(Data about app and page elements)
★ ★ ★

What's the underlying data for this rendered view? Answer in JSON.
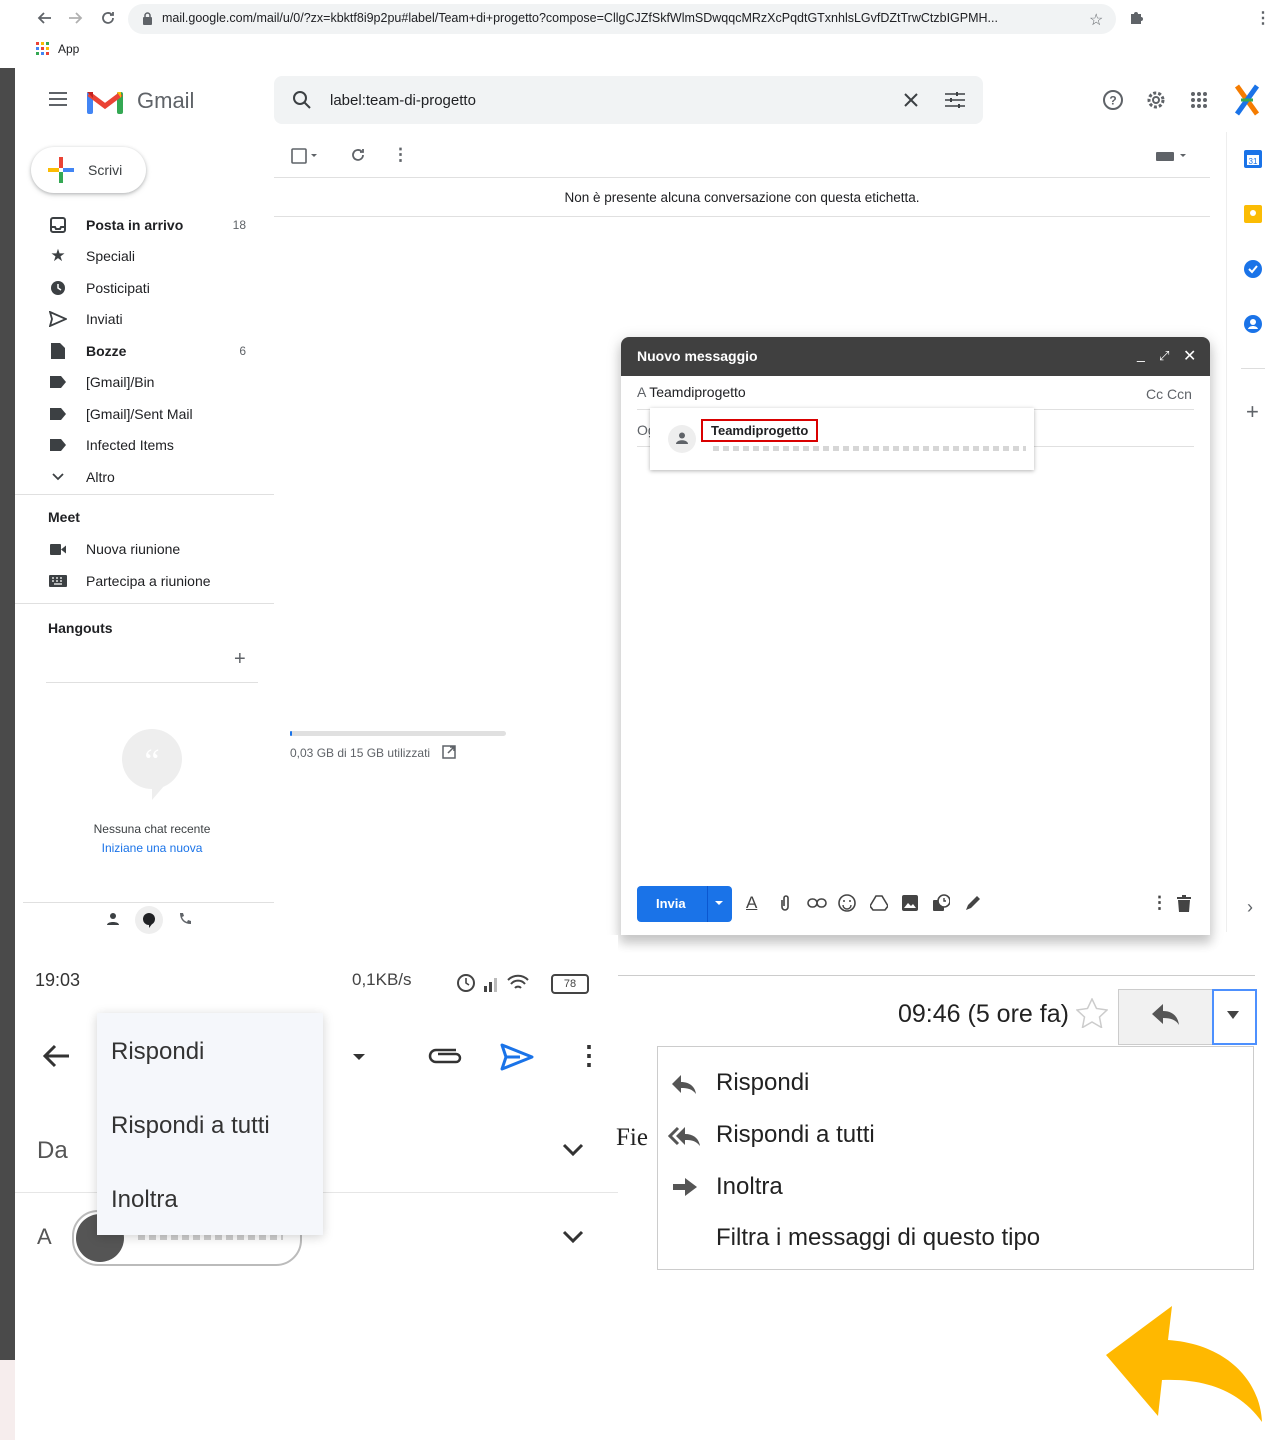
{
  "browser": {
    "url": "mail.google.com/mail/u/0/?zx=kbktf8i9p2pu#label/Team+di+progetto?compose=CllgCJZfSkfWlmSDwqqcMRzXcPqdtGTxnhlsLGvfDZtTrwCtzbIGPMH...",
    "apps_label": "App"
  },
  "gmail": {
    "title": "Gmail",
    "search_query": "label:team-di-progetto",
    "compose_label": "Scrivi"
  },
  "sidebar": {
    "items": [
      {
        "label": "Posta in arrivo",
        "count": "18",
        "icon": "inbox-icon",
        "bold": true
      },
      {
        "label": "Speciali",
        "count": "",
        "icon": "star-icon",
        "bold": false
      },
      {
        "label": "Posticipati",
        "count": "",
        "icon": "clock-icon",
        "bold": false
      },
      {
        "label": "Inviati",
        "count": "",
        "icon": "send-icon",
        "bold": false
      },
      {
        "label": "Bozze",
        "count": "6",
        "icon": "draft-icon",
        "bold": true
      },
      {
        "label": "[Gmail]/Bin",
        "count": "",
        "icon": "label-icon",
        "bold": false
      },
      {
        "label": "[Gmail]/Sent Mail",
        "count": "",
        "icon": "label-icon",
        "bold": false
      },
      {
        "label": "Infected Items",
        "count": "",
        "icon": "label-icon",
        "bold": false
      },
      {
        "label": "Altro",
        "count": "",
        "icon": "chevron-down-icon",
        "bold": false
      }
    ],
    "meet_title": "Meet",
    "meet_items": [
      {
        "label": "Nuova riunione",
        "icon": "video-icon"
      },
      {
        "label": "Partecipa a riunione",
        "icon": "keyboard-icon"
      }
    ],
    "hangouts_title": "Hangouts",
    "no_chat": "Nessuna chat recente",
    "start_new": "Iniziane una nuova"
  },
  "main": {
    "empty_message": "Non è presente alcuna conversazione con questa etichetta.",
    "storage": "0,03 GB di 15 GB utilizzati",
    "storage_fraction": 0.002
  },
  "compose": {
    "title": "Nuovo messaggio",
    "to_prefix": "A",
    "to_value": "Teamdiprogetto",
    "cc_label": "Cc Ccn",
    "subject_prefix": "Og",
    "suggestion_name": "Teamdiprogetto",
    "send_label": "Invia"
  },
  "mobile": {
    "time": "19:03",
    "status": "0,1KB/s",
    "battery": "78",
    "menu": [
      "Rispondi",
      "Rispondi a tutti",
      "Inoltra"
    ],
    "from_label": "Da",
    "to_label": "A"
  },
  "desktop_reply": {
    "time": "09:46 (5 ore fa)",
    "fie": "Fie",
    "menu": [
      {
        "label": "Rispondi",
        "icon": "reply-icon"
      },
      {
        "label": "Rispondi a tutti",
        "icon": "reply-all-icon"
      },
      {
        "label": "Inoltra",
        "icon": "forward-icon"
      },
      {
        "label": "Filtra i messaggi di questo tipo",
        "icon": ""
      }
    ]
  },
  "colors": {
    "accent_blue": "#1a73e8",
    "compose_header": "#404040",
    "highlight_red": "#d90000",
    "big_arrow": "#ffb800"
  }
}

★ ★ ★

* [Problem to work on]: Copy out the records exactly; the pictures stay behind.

* [Reply to the task]:
What's the underlying data for this rendered view? Answer in JSON.
{
  "browser": {
    "url": "mail.google.com/mail/u/0/?zx=kbktf8i9p2pu#label/Team+di+progetto?compose=CllgCJZfSkfWlmSDwqqcMRzXcPqdtGTxnhlsLGvfDZtTrwCtzbIGPMH...",
    "apps_label": "App"
  },
  "gmail": {
    "title": "Gmail",
    "search_query": "label:team-di-progetto",
    "compose_label": "Scrivi"
  },
  "sidebar": {
    "items": [
      {
        "label": "Posta in arrivo",
        "count": "18",
        "icon": "inbox-icon",
        "bold": true
      },
      {
        "label": "Speciali",
        "count": "",
        "icon": "star-icon",
        "bold": false
      },
      {
        "label": "Posticipati",
        "count": "",
        "icon": "clock-icon",
        "bold": false
      },
      {
        "label": "Inviati",
        "count": "",
        "icon": "send-icon",
        "bold": false
      },
      {
        "label": "Bozze",
        "count": "6",
        "icon": "draft-icon",
        "bold": true
      },
      {
        "label": "[Gmail]/Bin",
        "count": "",
        "icon": "label-icon",
        "bold": false
      },
      {
        "label": "[Gmail]/Sent Mail",
        "count": "",
        "icon": "label-icon",
        "bold": false
      },
      {
        "label": "Infected Items",
        "count": "",
        "icon": "label-icon",
        "bold": false
      },
      {
        "label": "Altro",
        "count": "",
        "icon": "chevron-down-icon",
        "bold": false
      }
    ],
    "meet_title": "Meet",
    "meet_items": [
      {
        "label": "Nuova riunione",
        "icon": "video-icon"
      },
      {
        "label": "Partecipa a riunione",
        "icon": "keyboard-icon"
      }
    ],
    "hangouts_title": "Hangouts",
    "no_chat": "Nessuna chat recente",
    "start_new": "Iniziane una nuova"
  },
  "main": {
    "empty_message": "Non è presente alcuna conversazione con questa etichetta.",
    "storage": "0,03 GB di 15 GB utilizzati",
    "storage_fraction": 0.002
  },
  "compose": {
    "title": "Nuovo messaggio",
    "to_prefix": "A",
    "to_value": "Teamdiprogetto",
    "cc_label": "Cc Ccn",
    "subject_prefix": "Og",
    "suggestion_name": "Teamdiprogetto",
    "send_label": "Invia"
  },
  "mobile": {
    "time": "19:03",
    "status": "0,1KB/s",
    "battery": "78",
    "menu": [
      "Rispondi",
      "Rispondi a tutti",
      "Inoltra"
    ],
    "from_label": "Da",
    "to_label": "A"
  },
  "desktop_reply": {
    "time": "09:46 (5 ore fa)",
    "fie": "Fie",
    "menu": [
      {
        "label": "Rispondi",
        "icon": "reply-icon"
      },
      {
        "label": "Rispondi a tutti",
        "icon": "reply-all-icon"
      },
      {
        "label": "Inoltra",
        "icon": "forward-icon"
      },
      {
        "label": "Filtra i messaggi di questo tipo",
        "icon": ""
      }
    ]
  },
  "colors": {
    "accent_blue": "#1a73e8",
    "compose_header": "#404040",
    "highlight_red": "#d90000",
    "big_arrow": "#ffb800"
  }
}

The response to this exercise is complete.